§ **About this task**
Below are records that must be duplicated exactly.

§ **Supplied records**
-------------------------
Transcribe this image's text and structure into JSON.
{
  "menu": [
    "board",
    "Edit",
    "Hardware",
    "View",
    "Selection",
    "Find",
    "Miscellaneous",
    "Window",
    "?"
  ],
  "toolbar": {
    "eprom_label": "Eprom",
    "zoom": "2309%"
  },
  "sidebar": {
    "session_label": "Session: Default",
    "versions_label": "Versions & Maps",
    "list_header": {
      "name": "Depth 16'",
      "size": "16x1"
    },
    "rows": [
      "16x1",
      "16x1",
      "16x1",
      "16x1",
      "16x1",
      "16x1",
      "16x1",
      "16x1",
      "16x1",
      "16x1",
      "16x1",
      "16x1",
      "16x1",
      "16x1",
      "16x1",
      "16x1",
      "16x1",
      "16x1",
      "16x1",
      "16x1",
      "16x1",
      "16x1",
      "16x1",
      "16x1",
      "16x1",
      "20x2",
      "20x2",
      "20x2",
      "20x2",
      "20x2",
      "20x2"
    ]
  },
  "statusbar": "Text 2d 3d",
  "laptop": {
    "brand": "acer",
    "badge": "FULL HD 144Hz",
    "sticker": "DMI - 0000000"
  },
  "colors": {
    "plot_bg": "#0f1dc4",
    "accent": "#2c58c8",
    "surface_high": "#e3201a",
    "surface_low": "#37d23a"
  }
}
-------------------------
§ **Completed task**
Transcribe this image's text and structure into JSON.
{
  "menu": [
    "board",
    "Edit",
    "Hardware",
    "View",
    "Selection",
    "Find",
    "Miscellaneous",
    "Window",
    "?"
  ],
  "toolbar": {
    "eprom_label": "Eprom",
    "zoom": "2309%"
  },
  "sidebar": {
    "session_label": "Session: Default",
    "versions_label": "Versions & Maps",
    "list_header": {
      "name": "Depth 16'",
      "size": "16x1"
    },
    "rows": [
      "16x1",
      "16x1",
      "16x1",
      "16x1",
      "16x1",
      "16x1",
      "16x1",
      "16x1",
      "16x1",
      "16x1",
      "16x1",
      "16x1",
      "16x1",
      "16x1",
      "16x1",
      "16x1",
      "16x1",
      "16x1",
      "16x1",
      "16x1",
      "16x1",
      "16x1",
      "16x1",
      "16x1",
      "16x1",
      "20x2",
      "20x2",
      "20x2",
      "20x2",
      "20x2",
      "20x2"
    ]
  },
  "statusbar": "Text 2d 3d",
  "laptop": {
    "brand": "acer",
    "badge": "FULL HD 144Hz",
    "sticker": "DMI - 0000000"
  },
  "colors": {
    "plot_bg": "#0f1dc4",
    "accent": "#2c58c8",
    "surface_high": "#e3201a",
    "surface_low": "#37d23a"
  }
}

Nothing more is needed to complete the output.